2. Creates an expedited response for U-visa and T-visa certification for victims of abuse;
3. Bars local government’s participation in any type of discriminatory registry based on race or religion.
Currently, the Ordinance prohibits city employees, including the Chicago Police, from asking or investigating a person’s citizenship or immigration status or detaining individuals based solely on an immigration detainer. It also prohibits city employees from threatening individuals based on their immigration status. However, the Ordinance carves out categories of individuals exempted from protection, such as: individuals with past convictions (regardless of how long ago their conviction was), individuals who are currently defendants in a criminal case (usurping individuals’ constitutional rights to Due Process), and individuals tagged in a gang database (with information that has shown to be unreliable and inaccurate).
Because of these categories of exemption, immigrants in Chicago with past criminal records or current charges are being treated differently from other Chicago residents who have the same background. Additionally, immigration enforcement heavily rely on police data and arrests to target individuals for deportations. Police data is obtained from the Chicago Police Department (CPD), where the Department of Justice has found that “the Chicago Police Department abuses citizens, uses excessive force, treats minorities unfairly and receives little legitimate oversight.”
Chicago cannot be a “sanctuary city” when police are shooting and arresting Black and Brown people in the street, and when arrest information gathered by the Chicago Police Department leads immigration enforcement agents directly to the homes of family members. In recent months, in addition to working on the Welcoming City Ordinance, local immigrant rights groups have joined Black-led organizations in supporting a resolution of changes to the police union contract.

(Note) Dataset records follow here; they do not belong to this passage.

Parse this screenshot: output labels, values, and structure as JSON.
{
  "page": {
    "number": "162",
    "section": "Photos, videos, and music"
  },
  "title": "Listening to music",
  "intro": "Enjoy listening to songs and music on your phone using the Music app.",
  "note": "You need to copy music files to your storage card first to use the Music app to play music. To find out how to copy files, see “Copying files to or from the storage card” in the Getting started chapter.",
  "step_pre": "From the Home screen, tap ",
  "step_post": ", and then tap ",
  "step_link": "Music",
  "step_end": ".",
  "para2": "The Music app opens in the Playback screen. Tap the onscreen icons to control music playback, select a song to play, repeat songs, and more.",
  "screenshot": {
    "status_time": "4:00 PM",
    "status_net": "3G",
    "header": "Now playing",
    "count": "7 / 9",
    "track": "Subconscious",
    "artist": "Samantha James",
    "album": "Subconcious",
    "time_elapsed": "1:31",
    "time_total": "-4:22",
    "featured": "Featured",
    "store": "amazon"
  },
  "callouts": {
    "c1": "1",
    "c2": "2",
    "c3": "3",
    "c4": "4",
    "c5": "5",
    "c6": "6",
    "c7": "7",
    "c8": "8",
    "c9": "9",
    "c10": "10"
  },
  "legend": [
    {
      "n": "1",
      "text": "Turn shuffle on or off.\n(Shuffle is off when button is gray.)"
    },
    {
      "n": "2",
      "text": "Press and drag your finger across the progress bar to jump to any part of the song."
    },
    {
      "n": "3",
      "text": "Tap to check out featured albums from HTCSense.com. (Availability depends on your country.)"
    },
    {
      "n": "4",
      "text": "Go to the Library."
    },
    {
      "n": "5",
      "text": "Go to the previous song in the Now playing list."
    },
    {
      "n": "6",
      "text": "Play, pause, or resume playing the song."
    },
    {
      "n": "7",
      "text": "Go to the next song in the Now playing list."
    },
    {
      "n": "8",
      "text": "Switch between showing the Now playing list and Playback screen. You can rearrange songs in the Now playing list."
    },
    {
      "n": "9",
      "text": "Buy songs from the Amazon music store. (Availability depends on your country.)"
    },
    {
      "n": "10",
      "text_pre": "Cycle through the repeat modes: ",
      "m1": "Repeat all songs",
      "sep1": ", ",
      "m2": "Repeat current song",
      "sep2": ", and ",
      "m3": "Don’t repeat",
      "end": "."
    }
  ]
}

The resolution would amend provisions to the City’s contract with the police union to reduce violence and use of force and increase accountability and transparency. The resolution follows the recommendations made by the Department of Justice, which found that the CPD “engaged in a pattern or practice of unreasonable force – including deadly force.”
Furthermore, the Campaign to Expand Sanctuary is scrutinizing the City’s use of the gang database, which affects US-born and immigrant people in similarly intense ways. The gang database is purportedly designated to tag people who are involved in gangs. However, the criteria for suspected gang affiliation is arbitrary and the database itself includes false and outdated information. The data is made available to ICE, which it uses against individuals to target them for deportations. For U.S. citizens, being tagged in the database increases individuals’ sentencing time and the severity of possible charges against them and affects individuals’ chances of getting a job. Individuals are often unaware of their inclusion in the database until they are before a sentencing judge or in immigration proceedings.
As a part of the national movement, the Campaign to Expand Sanctuary in Chicago is reimagining what are community solutions to violence. Communities are aware that the solution is not to place more police in our neighborhoods or to provide more funding to militarize the police force. The Campaign is challenging all of us to envision a fair and just world by tackling the systemic barriers that harm Black and Brown communities. Beyond resisting, community members are re-defining what it means for Chicago to be a Sanctuary City, that is: safe from immigration raids and police violence, safe in schools and with secure housing, and decriminalizes people and invests in social services.
Support the campaign to expand sanctuary by